▸ TRY IT
Please repeat the records word for word and skip the pictures.

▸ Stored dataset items
_ _ _ _ _

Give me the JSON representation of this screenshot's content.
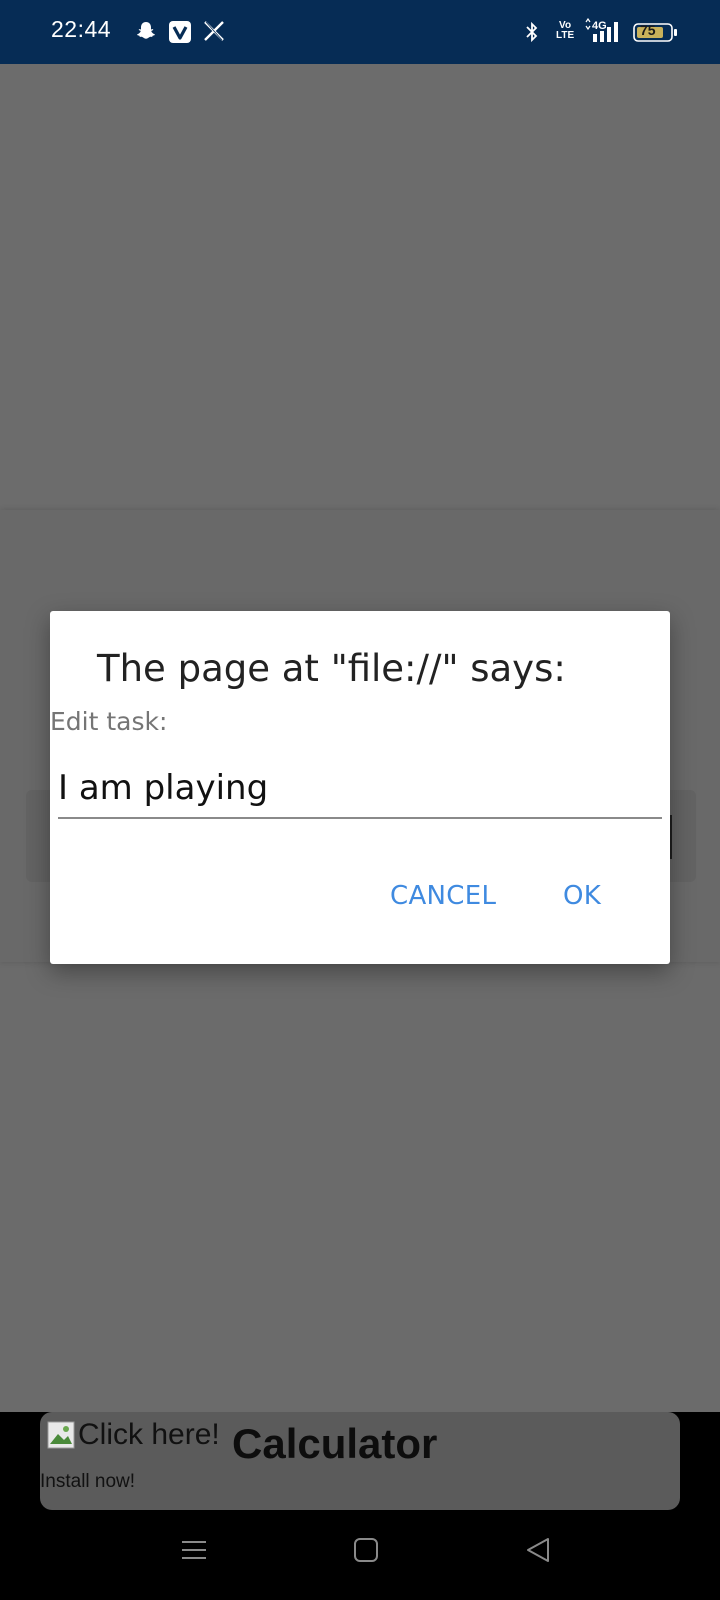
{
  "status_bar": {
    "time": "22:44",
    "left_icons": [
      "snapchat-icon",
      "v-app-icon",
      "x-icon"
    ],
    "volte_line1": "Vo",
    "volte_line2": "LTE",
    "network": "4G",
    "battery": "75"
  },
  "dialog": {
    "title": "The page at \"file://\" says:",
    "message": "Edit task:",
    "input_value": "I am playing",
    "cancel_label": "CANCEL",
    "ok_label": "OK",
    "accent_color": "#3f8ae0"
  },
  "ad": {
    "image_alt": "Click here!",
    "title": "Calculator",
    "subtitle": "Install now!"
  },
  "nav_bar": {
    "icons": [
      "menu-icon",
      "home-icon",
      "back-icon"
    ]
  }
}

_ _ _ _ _

▸ REPLY TO THE EXERCISE
Give me the JSON representation of this screenshot's content.
{
  "status_bar": {
    "time": "22:44",
    "left_icons": [
      "snapchat-icon",
      "v-app-icon",
      "x-icon"
    ],
    "volte_line1": "Vo",
    "volte_line2": "LTE",
    "network": "4G",
    "battery": "75"
  },
  "dialog": {
    "title": "The page at \"file://\" says:",
    "message": "Edit task:",
    "input_value": "I am playing",
    "cancel_label": "CANCEL",
    "ok_label": "OK",
    "accent_color": "#3f8ae0"
  },
  "ad": {
    "image_alt": "Click here!",
    "title": "Calculator",
    "subtitle": "Install now!"
  },
  "nav_bar": {
    "icons": [
      "menu-icon",
      "home-icon",
      "back-icon"
    ]
  }
}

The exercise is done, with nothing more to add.